>>>
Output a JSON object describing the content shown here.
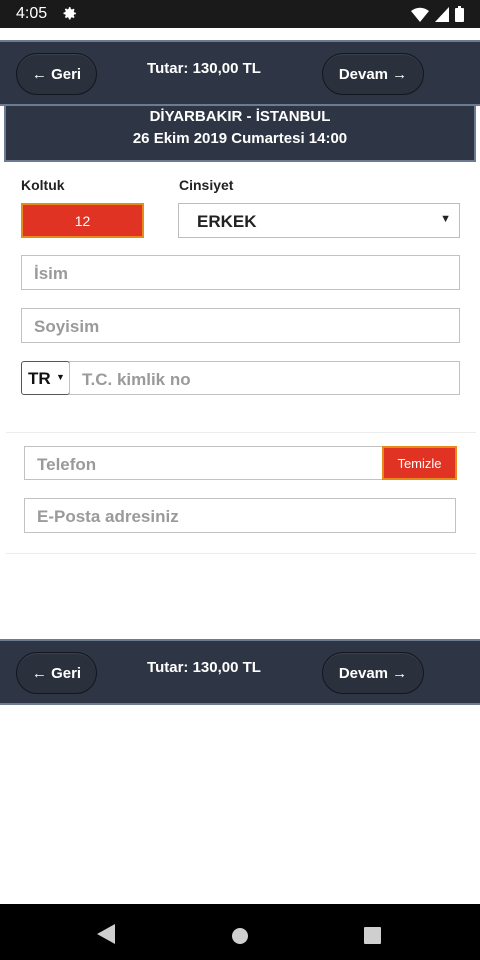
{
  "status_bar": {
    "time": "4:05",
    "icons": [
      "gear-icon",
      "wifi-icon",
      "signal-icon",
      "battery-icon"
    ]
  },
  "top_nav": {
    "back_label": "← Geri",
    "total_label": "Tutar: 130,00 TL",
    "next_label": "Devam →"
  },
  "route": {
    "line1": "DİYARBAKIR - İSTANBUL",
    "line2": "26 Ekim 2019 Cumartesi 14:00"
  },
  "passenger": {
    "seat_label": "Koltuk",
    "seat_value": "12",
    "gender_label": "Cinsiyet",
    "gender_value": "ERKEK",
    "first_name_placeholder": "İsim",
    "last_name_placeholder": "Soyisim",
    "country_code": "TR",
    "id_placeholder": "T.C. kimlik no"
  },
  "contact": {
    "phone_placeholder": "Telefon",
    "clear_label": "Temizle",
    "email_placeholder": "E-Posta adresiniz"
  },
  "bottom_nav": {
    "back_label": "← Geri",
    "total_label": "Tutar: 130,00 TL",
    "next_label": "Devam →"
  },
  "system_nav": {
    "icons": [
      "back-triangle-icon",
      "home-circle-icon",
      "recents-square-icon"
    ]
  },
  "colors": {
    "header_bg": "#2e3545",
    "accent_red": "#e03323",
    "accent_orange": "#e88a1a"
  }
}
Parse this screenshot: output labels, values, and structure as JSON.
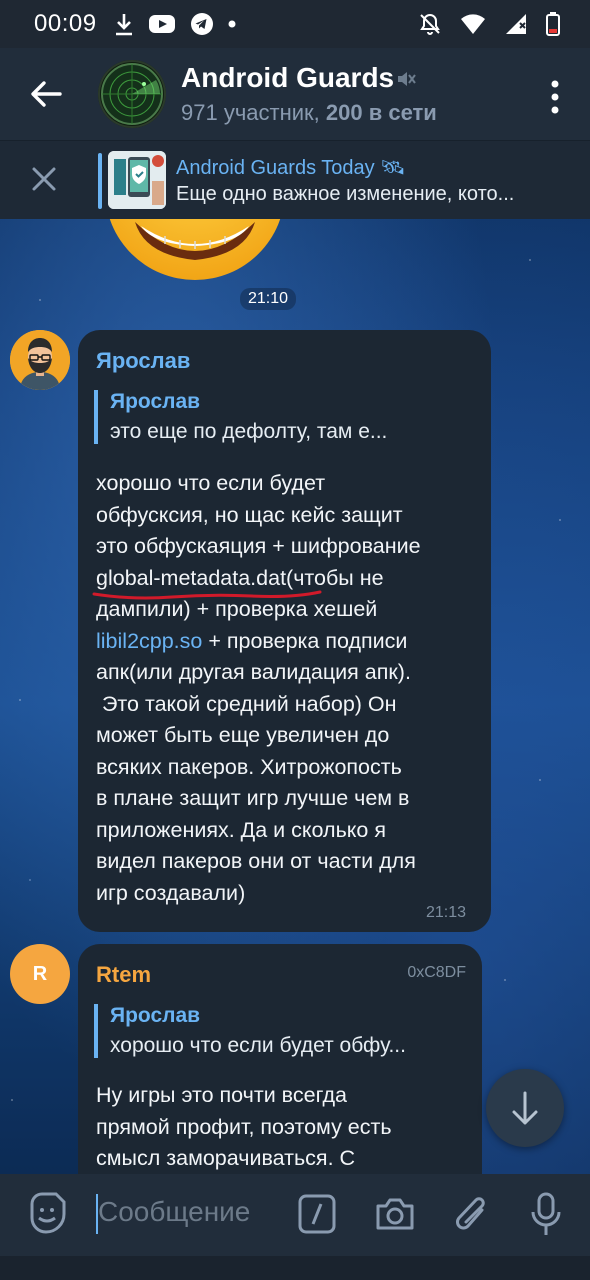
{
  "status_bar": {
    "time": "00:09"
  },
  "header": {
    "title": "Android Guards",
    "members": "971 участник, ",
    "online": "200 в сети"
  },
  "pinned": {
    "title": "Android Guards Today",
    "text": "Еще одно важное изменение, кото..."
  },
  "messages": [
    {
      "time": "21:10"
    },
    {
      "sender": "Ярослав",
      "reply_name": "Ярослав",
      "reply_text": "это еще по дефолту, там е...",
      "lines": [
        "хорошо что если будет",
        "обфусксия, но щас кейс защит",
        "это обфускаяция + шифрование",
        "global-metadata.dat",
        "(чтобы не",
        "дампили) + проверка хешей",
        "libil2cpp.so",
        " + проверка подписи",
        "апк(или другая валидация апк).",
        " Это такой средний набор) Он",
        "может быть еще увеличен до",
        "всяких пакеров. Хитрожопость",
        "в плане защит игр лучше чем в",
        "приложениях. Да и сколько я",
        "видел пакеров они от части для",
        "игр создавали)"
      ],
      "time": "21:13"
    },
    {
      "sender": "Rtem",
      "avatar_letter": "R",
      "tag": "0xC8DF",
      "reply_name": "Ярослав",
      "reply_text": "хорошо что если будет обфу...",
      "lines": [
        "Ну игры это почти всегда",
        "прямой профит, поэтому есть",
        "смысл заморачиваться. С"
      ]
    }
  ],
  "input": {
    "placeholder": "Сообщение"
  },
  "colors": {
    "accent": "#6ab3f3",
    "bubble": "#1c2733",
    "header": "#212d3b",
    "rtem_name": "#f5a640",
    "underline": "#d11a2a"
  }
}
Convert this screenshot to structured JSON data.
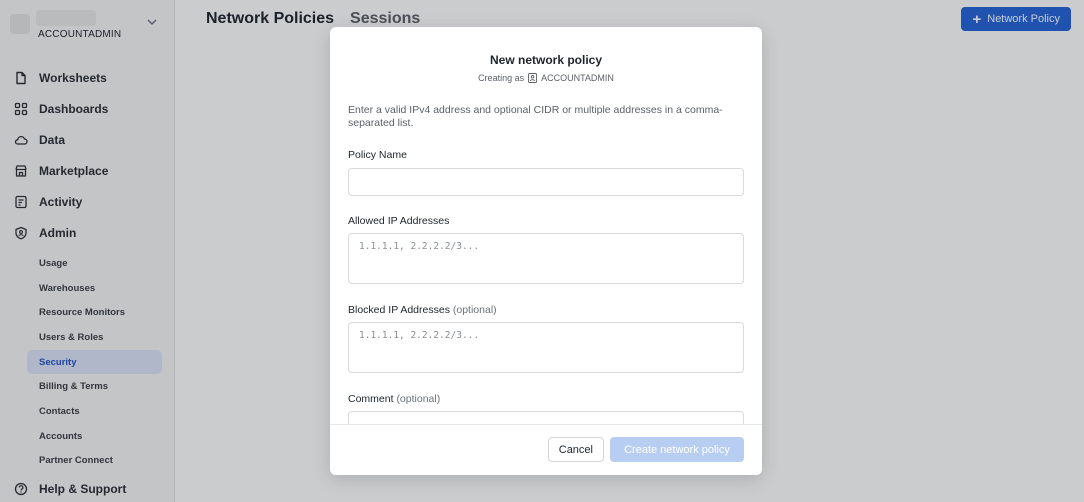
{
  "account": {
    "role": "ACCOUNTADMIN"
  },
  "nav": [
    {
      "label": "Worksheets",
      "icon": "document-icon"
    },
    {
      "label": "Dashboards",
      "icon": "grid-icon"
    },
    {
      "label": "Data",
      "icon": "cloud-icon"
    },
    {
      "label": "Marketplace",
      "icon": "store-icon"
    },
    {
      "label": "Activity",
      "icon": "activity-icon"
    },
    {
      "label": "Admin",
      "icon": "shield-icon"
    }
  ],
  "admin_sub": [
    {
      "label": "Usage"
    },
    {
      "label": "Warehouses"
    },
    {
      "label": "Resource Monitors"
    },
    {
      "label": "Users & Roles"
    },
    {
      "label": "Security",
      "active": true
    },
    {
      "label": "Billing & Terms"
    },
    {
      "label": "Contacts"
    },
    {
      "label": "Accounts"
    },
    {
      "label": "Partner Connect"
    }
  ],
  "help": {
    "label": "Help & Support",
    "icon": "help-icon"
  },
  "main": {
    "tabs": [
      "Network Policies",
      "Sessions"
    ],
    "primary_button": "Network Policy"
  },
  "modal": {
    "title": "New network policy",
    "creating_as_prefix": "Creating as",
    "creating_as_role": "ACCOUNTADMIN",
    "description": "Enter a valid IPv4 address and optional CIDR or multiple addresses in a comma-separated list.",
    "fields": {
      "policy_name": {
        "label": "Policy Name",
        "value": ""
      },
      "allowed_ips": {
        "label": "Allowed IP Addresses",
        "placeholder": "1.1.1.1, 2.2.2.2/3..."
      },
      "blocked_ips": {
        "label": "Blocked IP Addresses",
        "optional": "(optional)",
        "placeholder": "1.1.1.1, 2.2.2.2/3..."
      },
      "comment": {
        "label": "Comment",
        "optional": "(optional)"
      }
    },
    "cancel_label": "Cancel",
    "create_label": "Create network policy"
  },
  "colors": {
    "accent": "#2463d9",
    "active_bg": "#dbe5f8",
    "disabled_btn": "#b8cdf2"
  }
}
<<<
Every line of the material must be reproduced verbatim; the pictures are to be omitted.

# Answer to this task
Output a JSON object describing the content shown here.
{
  "status_bar": {
    "time": "4:05",
    "icons": [
      "gear-icon",
      "wifi-icon",
      "signal-icon",
      "battery-icon"
    ]
  },
  "top_nav": {
    "back_label": "← Geri",
    "total_label": "Tutar: 130,00 TL",
    "next_label": "Devam →"
  },
  "route": {
    "line1": "DİYARBAKIR - İSTANBUL",
    "line2": "26 Ekim 2019 Cumartesi 14:00"
  },
  "passenger": {
    "seat_label": "Koltuk",
    "seat_value": "12",
    "gender_label": "Cinsiyet",
    "gender_value": "ERKEK",
    "first_name_placeholder": "İsim",
    "last_name_placeholder": "Soyisim",
    "country_code": "TR",
    "id_placeholder": "T.C. kimlik no"
  },
  "contact": {
    "phone_placeholder": "Telefon",
    "clear_label": "Temizle",
    "email_placeholder": "E-Posta adresiniz"
  },
  "bottom_nav": {
    "back_label": "← Geri",
    "total_label": "Tutar: 130,00 TL",
    "next_label": "Devam →"
  },
  "system_nav": {
    "icons": [
      "back-triangle-icon",
      "home-circle-icon",
      "recents-square-icon"
    ]
  },
  "colors": {
    "header_bg": "#2e3545",
    "accent_red": "#e03323",
    "accent_orange": "#e88a1a"
  }
}
Parse this screenshot: output labels, values, and structure as JSON.
{
  "status_bar": {
    "time": "00:09"
  },
  "header": {
    "title": "Android Guards",
    "members": "971 участник, ",
    "online": "200 в сети"
  },
  "pinned": {
    "title": "Android Guards Today",
    "text": "Еще одно важное изменение, кото..."
  },
  "messages": [
    {
      "time": "21:10"
    },
    {
      "sender": "Ярослав",
      "reply_name": "Ярослав",
      "reply_text": "это еще по дефолту, там е...",
      "lines": [
        "хорошо что если будет",
        "обфусксия, но щас кейс защит",
        "это обфускаяция + шифрование",
        "global-metadata.dat",
        "(чтобы не",
        "дампили) + проверка хешей",
        "libil2cpp.so",
        " + проверка подписи",
        "апк(или другая валидация апк).",
        " Это такой средний набор) Он",
        "может быть еще увеличен до",
        "всяких пакеров. Хитрожопость",
        "в плане защит игр лучше чем в",
        "приложениях. Да и сколько я",
        "видел пакеров они от части для",
        "игр создавали)"
      ],
      "time": "21:13"
    },
    {
      "sender": "Rtem",
      "avatar_letter": "R",
      "tag": "0xC8DF",
      "reply_name": "Ярослав",
      "reply_text": "хорошо что если будет обфу...",
      "lines": [
        "Ну игры это почти всегда",
        "прямой профит, поэтому есть",
        "смысл заморачиваться. С"
      ]
    }
  ],
  "input": {
    "placeholder": "Сообщение"
  },
  "colors": {
    "accent": "#6ab3f3",
    "bubble": "#1c2733",
    "header": "#212d3b",
    "rtem_name": "#f5a640",
    "underline": "#d11a2a"
  }
}
Convert this screenshot to structured JSON data.
{
  "account": {
    "role": "ACCOUNTADMIN"
  },
  "nav": [
    {
      "label": "Worksheets",
      "icon": "document-icon"
    },
    {
      "label": "Dashboards",
      "icon": "grid-icon"
    },
    {
      "label": "Data",
      "icon": "cloud-icon"
    },
    {
      "label": "Marketplace",
      "icon": "store-icon"
    },
    {
      "label": "Activity",
      "icon": "activity-icon"
    },
    {
      "label": "Admin",
      "icon": "shield-icon"
    }
  ],
  "admin_sub": [
    {
      "label": "Usage"
    },
    {
      "label": "Warehouses"
    },
    {
      "label": "Resource Monitors"
    },
    {
      "label": "Users & Roles"
    },
    {
      "label": "Security",
      "active": true
    },
    {
      "label": "Billing & Terms"
    },
    {
      "label": "Contacts"
    },
    {
      "label": "Accounts"
    },
    {
      "label": "Partner Connect"
    }
  ],
  "help": {
    "label": "Help & Support",
    "icon": "help-icon"
  },
  "main": {
    "tabs": [
      "Network Policies",
      "Sessions"
    ],
    "primary_button": "Network Policy"
  },
  "modal": {
    "title": "New network policy",
    "creating_as_prefix": "Creating as",
    "creating_as_role": "ACCOUNTADMIN",
    "description": "Enter a valid IPv4 address and optional CIDR or multiple addresses in a comma-separated list.",
    "fields": {
      "policy_name": {
        "label": "Policy Name",
        "value": ""
      },
      "allowed_ips": {
        "label": "Allowed IP Addresses",
        "placeholder": "1.1.1.1, 2.2.2.2/3..."
      },
      "blocked_ips": {
        "label": "Blocked IP Addresses",
        "optional": "(optional)",
        "placeholder": "1.1.1.1, 2.2.2.2/3..."
      },
      "comment": {
        "label": "Comment",
        "optional": "(optional)"
      }
    },
    "cancel_label": "Cancel",
    "create_label": "Create network policy"
  },
  "colors": {
    "accent": "#2463d9",
    "active_bg": "#dbe5f8",
    "disabled_btn": "#b8cdf2"
  }
}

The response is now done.